Assuming Congress lets him keep them.
He’s finally gone.
At noon on Wednesday, former President Donald Trump’s term expired, and he was stripped both of the powers of office and of the immunity from federal prosecution that comes with it.
Yet, while Trump is now a private citizen just like any other American, he does enjoy certain valuable perks as a former president. For the most part, these perks remain available to Trump even if he is convicted by the Senate in a still-pending impeachment trial. Under the Former Presidents Act, an ex-president is entitled to the law’s benefits if their presidency “shall have terminated other than by removal.” Thus, because Trump served his entire term, he likely would be entitled to a pension.
That said, the Former Presidents Act is an act of Congress that can be amended, so Congress likely could strip Trump of the perks he enjoys as an ex-president.

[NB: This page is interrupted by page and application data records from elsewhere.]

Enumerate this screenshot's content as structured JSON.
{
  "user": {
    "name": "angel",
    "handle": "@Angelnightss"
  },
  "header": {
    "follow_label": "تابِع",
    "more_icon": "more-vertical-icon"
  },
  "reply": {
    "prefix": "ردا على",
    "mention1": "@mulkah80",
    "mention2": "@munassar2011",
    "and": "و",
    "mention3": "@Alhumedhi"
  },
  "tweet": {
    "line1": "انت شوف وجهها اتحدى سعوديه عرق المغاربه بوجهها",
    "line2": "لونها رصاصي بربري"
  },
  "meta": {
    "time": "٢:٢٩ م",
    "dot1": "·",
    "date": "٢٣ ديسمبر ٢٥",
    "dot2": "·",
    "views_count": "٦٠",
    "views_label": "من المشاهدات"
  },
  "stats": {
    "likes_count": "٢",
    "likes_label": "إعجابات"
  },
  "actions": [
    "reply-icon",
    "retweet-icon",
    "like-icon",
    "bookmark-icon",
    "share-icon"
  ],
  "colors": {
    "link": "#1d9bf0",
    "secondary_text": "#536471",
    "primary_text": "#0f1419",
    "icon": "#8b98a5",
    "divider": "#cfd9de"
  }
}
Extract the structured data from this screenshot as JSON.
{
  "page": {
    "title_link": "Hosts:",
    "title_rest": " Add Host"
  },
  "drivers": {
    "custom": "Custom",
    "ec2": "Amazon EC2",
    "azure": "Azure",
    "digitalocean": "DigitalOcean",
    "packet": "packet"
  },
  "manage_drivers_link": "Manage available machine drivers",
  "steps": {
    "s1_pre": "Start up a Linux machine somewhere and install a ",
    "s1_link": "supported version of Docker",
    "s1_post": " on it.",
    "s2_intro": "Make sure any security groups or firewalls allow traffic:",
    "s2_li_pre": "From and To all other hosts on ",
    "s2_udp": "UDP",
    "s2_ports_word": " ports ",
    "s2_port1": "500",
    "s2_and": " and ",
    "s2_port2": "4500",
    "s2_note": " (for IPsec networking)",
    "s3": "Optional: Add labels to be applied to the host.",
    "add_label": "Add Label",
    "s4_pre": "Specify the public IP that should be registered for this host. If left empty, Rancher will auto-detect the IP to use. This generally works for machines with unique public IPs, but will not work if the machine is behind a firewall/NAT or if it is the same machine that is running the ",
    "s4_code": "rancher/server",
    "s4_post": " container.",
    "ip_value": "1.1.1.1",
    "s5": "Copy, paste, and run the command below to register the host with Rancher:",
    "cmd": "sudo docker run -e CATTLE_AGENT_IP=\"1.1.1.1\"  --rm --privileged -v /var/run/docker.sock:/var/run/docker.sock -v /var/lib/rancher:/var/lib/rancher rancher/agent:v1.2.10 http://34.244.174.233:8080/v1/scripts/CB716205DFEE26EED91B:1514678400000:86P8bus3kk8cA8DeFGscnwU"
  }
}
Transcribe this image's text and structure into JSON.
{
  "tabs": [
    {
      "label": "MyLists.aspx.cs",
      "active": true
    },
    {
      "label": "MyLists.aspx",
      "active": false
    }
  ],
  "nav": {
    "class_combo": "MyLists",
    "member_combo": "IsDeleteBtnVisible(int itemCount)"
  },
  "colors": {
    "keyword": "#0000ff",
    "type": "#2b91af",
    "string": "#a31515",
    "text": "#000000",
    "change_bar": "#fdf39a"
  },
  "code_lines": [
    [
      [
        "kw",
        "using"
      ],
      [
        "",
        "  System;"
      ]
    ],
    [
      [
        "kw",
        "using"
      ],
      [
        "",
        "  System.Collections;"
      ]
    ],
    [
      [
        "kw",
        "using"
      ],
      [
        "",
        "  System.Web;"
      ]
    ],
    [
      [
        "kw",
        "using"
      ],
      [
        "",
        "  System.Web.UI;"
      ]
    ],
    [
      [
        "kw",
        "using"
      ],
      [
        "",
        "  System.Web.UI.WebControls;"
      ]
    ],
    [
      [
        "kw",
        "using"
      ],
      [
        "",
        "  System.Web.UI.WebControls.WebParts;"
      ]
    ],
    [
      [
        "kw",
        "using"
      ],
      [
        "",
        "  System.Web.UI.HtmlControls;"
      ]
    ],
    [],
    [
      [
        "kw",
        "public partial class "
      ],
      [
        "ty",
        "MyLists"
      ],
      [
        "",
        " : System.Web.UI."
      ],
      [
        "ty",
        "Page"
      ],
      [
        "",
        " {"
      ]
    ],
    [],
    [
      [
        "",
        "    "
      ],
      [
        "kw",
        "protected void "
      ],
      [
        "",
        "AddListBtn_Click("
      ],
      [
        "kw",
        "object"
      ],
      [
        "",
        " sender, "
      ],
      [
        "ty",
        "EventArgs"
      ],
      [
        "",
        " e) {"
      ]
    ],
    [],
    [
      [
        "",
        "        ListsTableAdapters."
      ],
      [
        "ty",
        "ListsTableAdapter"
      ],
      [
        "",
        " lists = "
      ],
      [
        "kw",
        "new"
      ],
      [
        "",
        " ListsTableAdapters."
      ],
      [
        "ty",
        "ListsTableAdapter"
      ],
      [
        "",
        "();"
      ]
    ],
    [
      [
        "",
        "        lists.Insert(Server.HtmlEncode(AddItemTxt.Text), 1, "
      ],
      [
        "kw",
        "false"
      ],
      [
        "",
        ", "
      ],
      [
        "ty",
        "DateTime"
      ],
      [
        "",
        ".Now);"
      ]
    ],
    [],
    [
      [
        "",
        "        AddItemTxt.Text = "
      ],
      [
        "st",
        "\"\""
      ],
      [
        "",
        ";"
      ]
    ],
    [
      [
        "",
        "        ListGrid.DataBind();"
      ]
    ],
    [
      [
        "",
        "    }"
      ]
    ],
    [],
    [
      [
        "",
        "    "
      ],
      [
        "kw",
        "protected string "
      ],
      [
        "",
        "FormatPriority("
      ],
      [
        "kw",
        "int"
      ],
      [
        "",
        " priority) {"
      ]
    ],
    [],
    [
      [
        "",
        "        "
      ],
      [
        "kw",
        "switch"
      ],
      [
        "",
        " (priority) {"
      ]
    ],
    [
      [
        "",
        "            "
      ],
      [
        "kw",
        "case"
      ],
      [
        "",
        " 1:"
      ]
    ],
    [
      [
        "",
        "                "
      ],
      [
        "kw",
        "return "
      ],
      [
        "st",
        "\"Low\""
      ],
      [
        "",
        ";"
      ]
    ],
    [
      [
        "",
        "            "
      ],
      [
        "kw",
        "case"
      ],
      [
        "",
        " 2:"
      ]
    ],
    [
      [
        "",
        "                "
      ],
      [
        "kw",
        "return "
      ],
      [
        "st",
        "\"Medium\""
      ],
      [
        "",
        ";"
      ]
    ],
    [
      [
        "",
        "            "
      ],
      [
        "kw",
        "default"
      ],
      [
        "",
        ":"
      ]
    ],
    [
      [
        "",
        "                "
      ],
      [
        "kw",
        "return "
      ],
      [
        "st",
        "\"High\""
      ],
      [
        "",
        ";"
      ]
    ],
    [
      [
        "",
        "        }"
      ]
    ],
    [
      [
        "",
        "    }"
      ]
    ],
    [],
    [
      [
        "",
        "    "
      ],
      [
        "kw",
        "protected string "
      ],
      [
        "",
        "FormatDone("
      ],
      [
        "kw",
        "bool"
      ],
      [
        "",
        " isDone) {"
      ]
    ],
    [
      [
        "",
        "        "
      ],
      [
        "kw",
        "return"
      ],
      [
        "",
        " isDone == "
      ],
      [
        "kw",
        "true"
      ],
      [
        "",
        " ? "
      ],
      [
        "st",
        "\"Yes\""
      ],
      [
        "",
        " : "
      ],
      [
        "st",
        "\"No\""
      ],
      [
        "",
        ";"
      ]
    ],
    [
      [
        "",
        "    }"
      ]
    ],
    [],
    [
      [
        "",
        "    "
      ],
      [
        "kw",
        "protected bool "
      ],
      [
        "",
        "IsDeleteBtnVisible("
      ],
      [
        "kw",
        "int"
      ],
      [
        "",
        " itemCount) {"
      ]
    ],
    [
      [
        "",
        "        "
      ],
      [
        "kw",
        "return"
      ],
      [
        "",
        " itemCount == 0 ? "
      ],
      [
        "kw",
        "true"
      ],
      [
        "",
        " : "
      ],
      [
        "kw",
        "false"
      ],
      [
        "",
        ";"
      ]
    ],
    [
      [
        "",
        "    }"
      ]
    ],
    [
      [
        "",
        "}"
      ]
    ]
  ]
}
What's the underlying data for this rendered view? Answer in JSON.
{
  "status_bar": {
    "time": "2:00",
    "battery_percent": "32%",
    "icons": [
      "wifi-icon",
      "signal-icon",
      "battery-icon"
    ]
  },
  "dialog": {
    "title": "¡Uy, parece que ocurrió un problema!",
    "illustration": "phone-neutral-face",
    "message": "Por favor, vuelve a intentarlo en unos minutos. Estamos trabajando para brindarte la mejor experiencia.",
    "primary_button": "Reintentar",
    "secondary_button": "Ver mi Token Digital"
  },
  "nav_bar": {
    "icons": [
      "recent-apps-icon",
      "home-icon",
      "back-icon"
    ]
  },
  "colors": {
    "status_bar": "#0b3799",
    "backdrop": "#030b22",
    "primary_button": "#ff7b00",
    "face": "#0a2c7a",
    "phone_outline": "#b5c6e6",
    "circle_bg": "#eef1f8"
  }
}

Here are the perks that Trump stands to get as an ex-president.
An annual pension
Until the late 1950s, former presidents received no pension after leaving office. Congress changed that, in large part due to embarrassment over the fact that former President Harry Truman had little income beyond a military pension for many of his early years out of office.
The Former Presidents Act of 1958 originally set the presidential pension at $25,000. Now presidents receive a pension “equal to the annual rate of basic pay, as in effect from time to time, of the head of an executive department” — currently about $219,000.
Trump’s name has long been associated with garish opulence, but he may soon need this pension to meet basic expenses. According to the New York Times, Trump’s businesses are losing valuable contracts because of the former president’s increasingly toxic brand, and hundreds of millions of dollars in loans are about to come due.
An office and staff
The Former Presidents Act also funds office space and a modest staff for one-time chief executives. An ex-president may select the staff employed under this act, and the total budget for such hires is $150,000 per year during the former president’s first 30 months out of office, and then $96,000 per year thereafter.
Meanwhile, the provision permitting Trump to have a government-funded office space could potentially spark conflict between Trump and the Biden administration. Rather than establishing a fixed budget for an ex-president’s office space, the law provides that “the Administrator of General Services shall furnish for each former President suitable office space appropriately furnished and equipped, as determined by the Administrator, at such place within the United States as the former President shall specify.”
Thus, while Trump can pick a location such as his Mar-a-Lago club in Florida for his new office, the administrator of general services has the power to determine what kind of office space is “suitable” for Trump.
An allowance for his widow
If Trump dies before former first lady Melania Trump, then Melania is entitled to “a monetary allowance at a rate of $20,000 per annum,” provided that she does not remarry before turning 60 years old.
The law provides this benefit to the “widow of each former President.” So if the Trumps divorce, Melania would not be entitled to an allowance upon his death. If he were to remarry, his new spouse could potentially be eligible upon his death.
Classified security briefings
Former presidents traditionally receive intelligence briefings. As former principal deputy director of national intelligence Susan Gordon wrote in the Washington Post, the purpose of these briefs is to support an ex-president’s “continued involvement in advancing America’s interests.”
A former president is not entitled to these briefings as a matter of law, however. Rather, they are a courtesy that sitting presidents ordinarily provide to their predecessors, and they can be cut off at the sitting president’s discretion.
With this limitation in mind, Gordon argues that President Biden should cut off Trump’s briefings because of Trump’s unique “security profile.” Trump “might be unusually vulnerable to bad actors with ill intent,” Gordon writes, and he also has “significant business entanglements that involve foreign entities” — potentially presenting him with a conflict of interest if he does receive classified intelligence.
House Intelligence Committee Chair Adam Schiff (D-CA) echoed Gordon during an interview with CBSNews’s Face The Nation last Sunday. “I don’t think he can be trusted” with such briefings, Schiff said, citing fears that American allies may have withheld intelligence from the United States during the Trump presidency, because of concerns that Trump would not “safeguard that information.”
Former presidents also enjoy personal security protection. By law, “under the direction of the Secretary of Homeland Security, the United States Secret Service is authorized to protect” a former president and their spouse. Alternatively, presidents who do not receive Secret Service protection instead receive “up to $1,000,000 for each former President and up to $500,000 for the spouse of each former President each fiscal year for security and travel related expenses.”
In theory, the Department of Homeland Security might be able to deny Secret Service protection to Trump, or Congress could amend the law to strip Trump of his security protections — although, for many of the same reasons Gordon cited in warning against providing Trump with additional classified information, there are sound national security reasons to continue to provide Secret Service protection to Trump.
Trump undoubtedly learned numerous American secrets during his time in office, and that makes him a potential target for foreign adversaries or other individuals who may wish to make use of those secrets. Secret Service protection, in other words, doesn’t just protect Trump, it also protects the United States.
Author: Ian Millhiser